This was the end of the big record deal time. Who was that fuckin' terrible band who got a hundred million dollar record deal?
There were probably a bunch of them.
Oh yeah. But there was this guy who looked like Roger Daltrey, he had curly blond hair, their logo was, of course, a pair of scissors. I probably shouldn't even say it… but anyway, labels were still paying out money that was like, "How many degrees is this band from At the Drive-In? That's how much money they get." They knew everything was on the way out, and they knew how desperate labels were, so that's where The Bronx banner of fucking with people started. It was like that from the get-go. Like, "Oh, you want to hear a song? No." We knew exactly what to do to make those fuckers froth. We had three songs and two shows, and our third show there were fuckin' eight labels there. It was so stupid. I'm tangled up in a mic cord, I think I had a broken wrist, I'm just a mess, an absolute mess. I had no business being on the Troubadour stage, I'm fuckin' high as a kite, but it just all came together. The water settled, the record came out, and The Bronx fuckin' started. We toured our asses off, we had so much fuckin' fun, and we learned how to become a band and be the real deal. It all happened so fast but it was all 100 percent pure, honest truth. It was just us, just going for it. And we still are, dude. That hasn't changed.
Everything that Bronx I was, it still is. And I love that. Considering everything we've gone through as individuals, and as a band, to have the outlook and the joy we have doing this, I've seen it fade in a lot of people, man.
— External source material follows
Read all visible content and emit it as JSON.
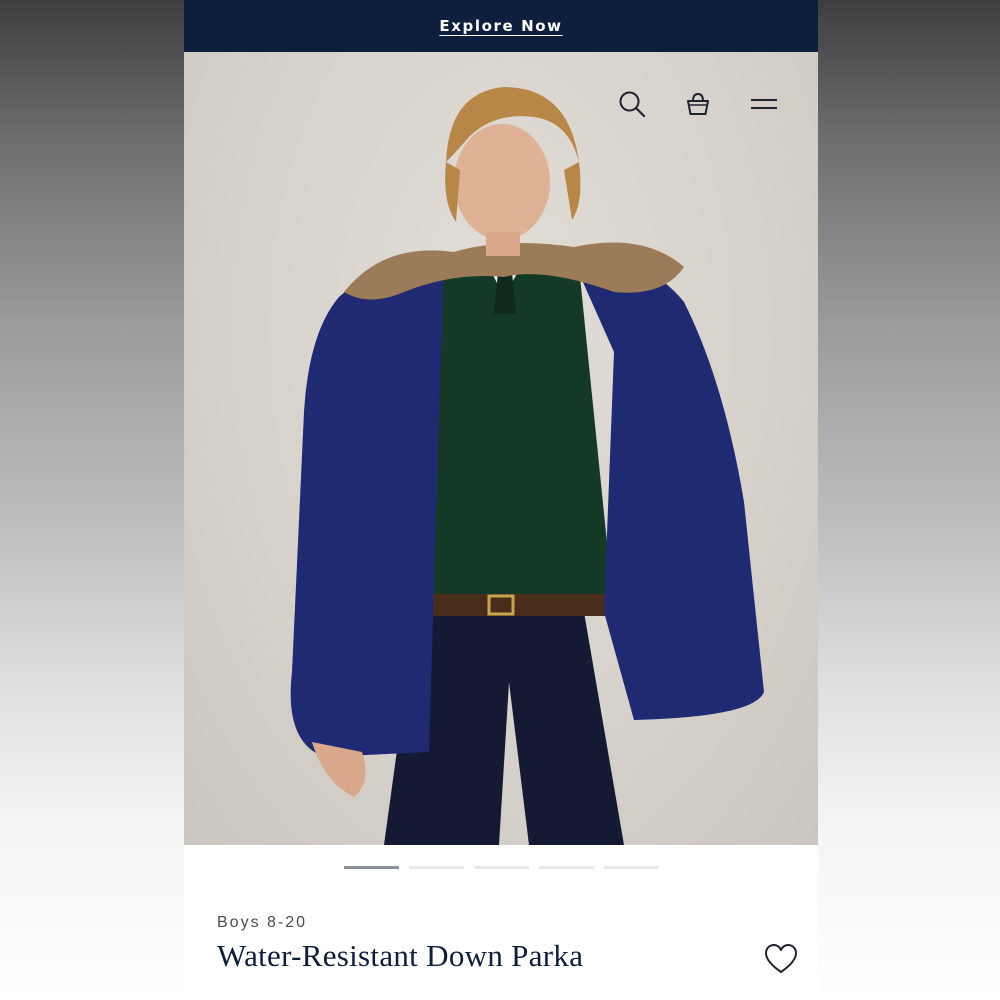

I've seen bands implode, I've seen bands go on because it's a fuckin' paycheck, where they hate each other and they fuckin' hate music, they don't respect their songs, they don't respect their audience, they don't respect anything. This is a band that is still important to us. We still care about what we're doing, where we're going, and the decisions that we make and the songs that we write. And it's all because of how it came together on Bronx I.
David Anthony is on Twitter.